Dave E


Xump 2: Back To Space
By Retroguru
Atari Lynx

 
Published in EGG #017: Atari Lynx

Xump 2: Back To Space

The Atari Lynx is a bit of a homebrew hero - although there weren't very many commercial games released for it back in the day it now boasts an extensive library of titles. Xump 2 is a new release from Retroguru which is set in outer space and casts you in the role of the droid Xump. Xump is a droid who has the unenviable task of standing on certain tiles to make them dissolve, and the game is viewed from roughly a 45 degree angle, that is, not from overhead and not from the side.

As you can probably gather, it's a puzzle game above all else and the sequel to the first Xump game, which you might readily recognise from its recent release on the Evercade. The screen presents you with an 'area' on which you'll discern tiles which are "permanent" and tiles which are to be removed. You need to remove all the dissolvable tiles to complete the area and proceed to the next, and you remove them by simply stepping onto them.

After you step onto a tile, you have about a second until it completely disappears, so you need to plan your strategy so that you don't hang about too much. Doubling back across dissolving tiles will almost always lead to a quick death, whilst not taking the time to plan out the order you might best navigate the screen is likely to end with you stranded somewhere in the area with no option but to quit.

The first few screens are easy enough, presenting big "permanent" areas with just one obvious route of dissolvable tiles to traverse between them. But only a few screens in, the situation is complicated by one-way blocks, barriers to progress and "mine" squares. Soon removing certain tiles becomes very complicated indeed!

If you've played Xump 1, then Xump 2 is just more of the same. It has different area layouts, slightly improved visuals and a few new tunes to listen to, but it doesn't do anything noteworthy with the series. I have played better puzzle games and I've played worse, and probably that's the most damning criticism that can be levelled at Xump 2. It's just so average.

As you might expect from a Lynx game, it's fast (cartridge-based), colourful and fairly playable. I say "fairly" because I actually found that control of Xump the droid took a bit of getting used to - you basically need to release the movement control about one step before you want him to stop, something that's easy to forget when you're also trying to plan your next move. I also didn't like that, when Xump the droid stands on a tile, he completely obscures it, meaning you have no visual indicator of whether he's on a "permanent" tile or one that's about to disappear. The mines have the same problem too - tiles which have a mine on them basically have two chained timers, one for the mine to disappear, and a subsequent one for the tile to be removed. You need to really familiarise yourself with the game mechanics to be able to accurately pause for long enough to achieve both, and it's not particularly intuitive.

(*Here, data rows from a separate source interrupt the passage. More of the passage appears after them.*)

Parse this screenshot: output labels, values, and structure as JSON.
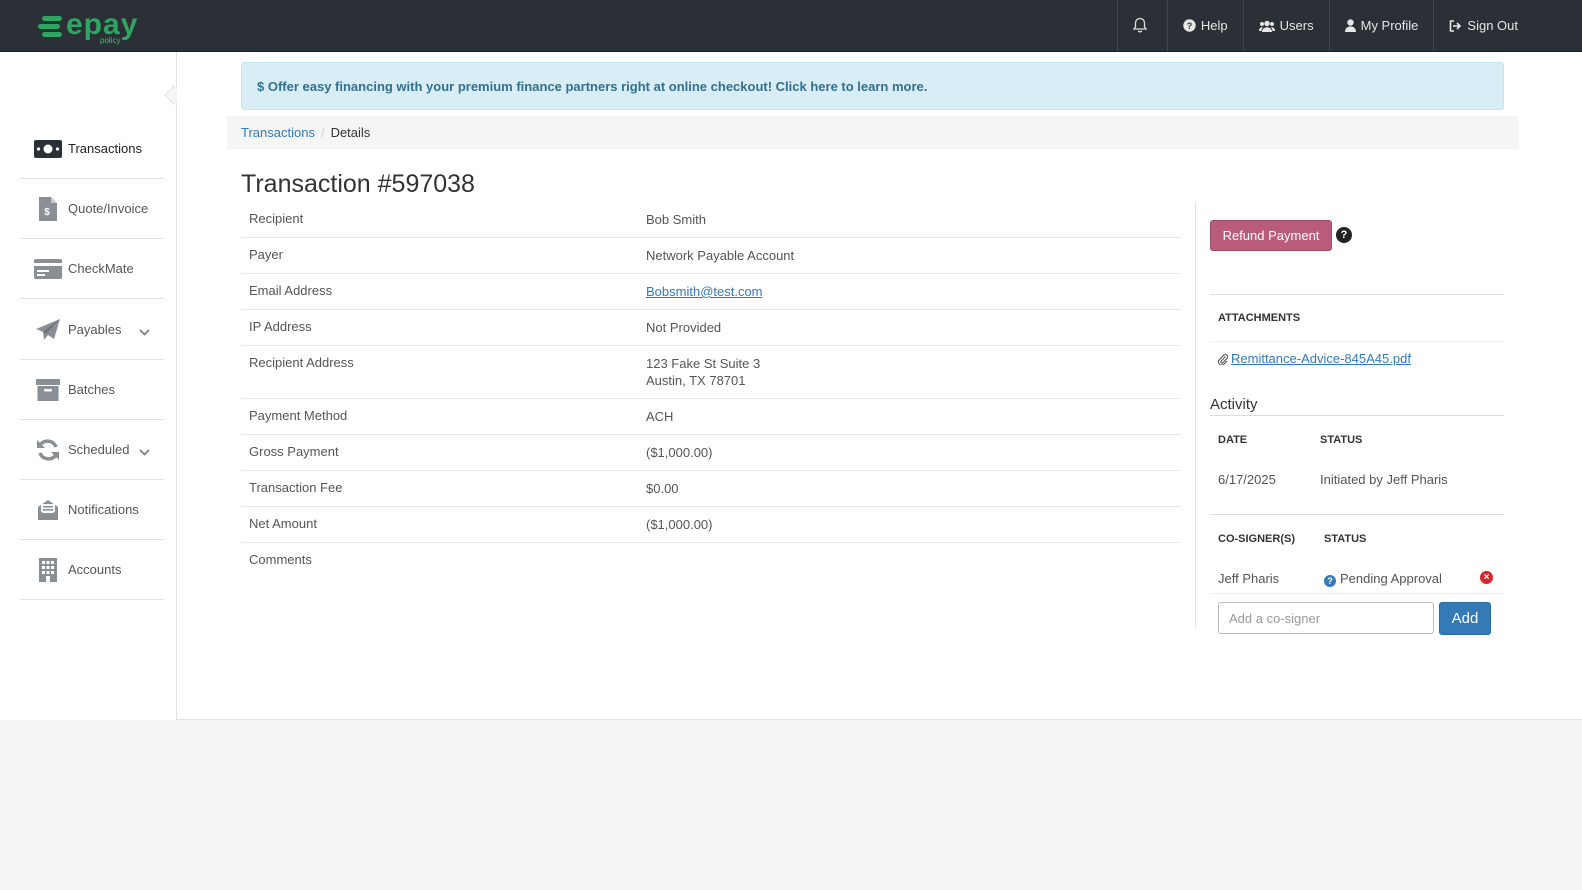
{
  "brand": {
    "name": "epay",
    "sub": "policy",
    "color": "#2fa562"
  },
  "topnav": {
    "items": [
      {
        "label": "",
        "icon": "bell-icon"
      },
      {
        "label": "Help",
        "icon": "help-circle-icon"
      },
      {
        "label": "Users",
        "icon": "users-icon"
      },
      {
        "label": "My Profile",
        "icon": "user-icon"
      },
      {
        "label": "Sign Out",
        "icon": "sign-out-icon"
      }
    ]
  },
  "sidebar": {
    "items": [
      {
        "label": "Transactions",
        "icon": "money-icon",
        "active": true
      },
      {
        "label": "Quote/Invoice",
        "icon": "invoice-icon"
      },
      {
        "label": "CheckMate",
        "icon": "check-card-icon"
      },
      {
        "label": "Payables",
        "icon": "paper-plane-icon",
        "expandable": true
      },
      {
        "label": "Batches",
        "icon": "archive-icon"
      },
      {
        "label": "Scheduled",
        "icon": "refresh-icon",
        "expandable": true
      },
      {
        "label": "Notifications",
        "icon": "envelope-icon"
      },
      {
        "label": "Accounts",
        "icon": "building-icon"
      }
    ]
  },
  "banner": {
    "text": "$ Offer easy financing with your premium finance partners right at online checkout! Click here to learn more."
  },
  "breadcrumb": {
    "parent": "Transactions",
    "separator": "/",
    "current": "Details"
  },
  "page": {
    "title": "Transaction #597038"
  },
  "details": {
    "rows": [
      {
        "label": "Recipient",
        "value": "Bob Smith"
      },
      {
        "label": "Payer",
        "value": "Network Payable Account"
      },
      {
        "label": "Email Address",
        "value": "Bobsmith@test.com",
        "link": true
      },
      {
        "label": "IP Address",
        "value": "Not Provided"
      },
      {
        "label": "Recipient Address",
        "value": "123 Fake St Suite 3",
        "value2": "Austin, TX 78701"
      },
      {
        "label": "Payment Method",
        "value": "ACH"
      },
      {
        "label": "Gross Payment",
        "value": "($1,000.00)"
      },
      {
        "label": "Transaction Fee",
        "value": "$0.00"
      },
      {
        "label": "Net Amount",
        "value": "($1,000.00)"
      },
      {
        "label": "Comments",
        "value": ""
      }
    ]
  },
  "actions": {
    "refund_label": "Refund Payment",
    "refund_color": "#b85c7a",
    "help": "?"
  },
  "attachments": {
    "heading": "ATTACHMENTS",
    "file": "Remittance-Advice-845A45.pdf"
  },
  "activity": {
    "title": "Activity",
    "headers": {
      "date": "DATE",
      "status": "STATUS"
    },
    "rows": [
      {
        "date": "6/17/2025",
        "status": "Initiated by Jeff Pharis"
      }
    ]
  },
  "cosigners": {
    "headers": {
      "name": "CO-SIGNER(S)",
      "status": "STATUS"
    },
    "rows": [
      {
        "name": "Jeff Pharis",
        "status": "Pending Approval"
      }
    ],
    "input_placeholder": "Add a co-signer",
    "add_label": "Add"
  }
}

Xump 2 is a polished game, but it straddles that line between puzzle game (needing to work out and then stick to a prescribed route) and arcade game (requiring super-fast reactions and split-second timing) a bit too awkwardly for my liking. The artwork for both the droid and his handler, Ms. Holger, is cute though.

Dave E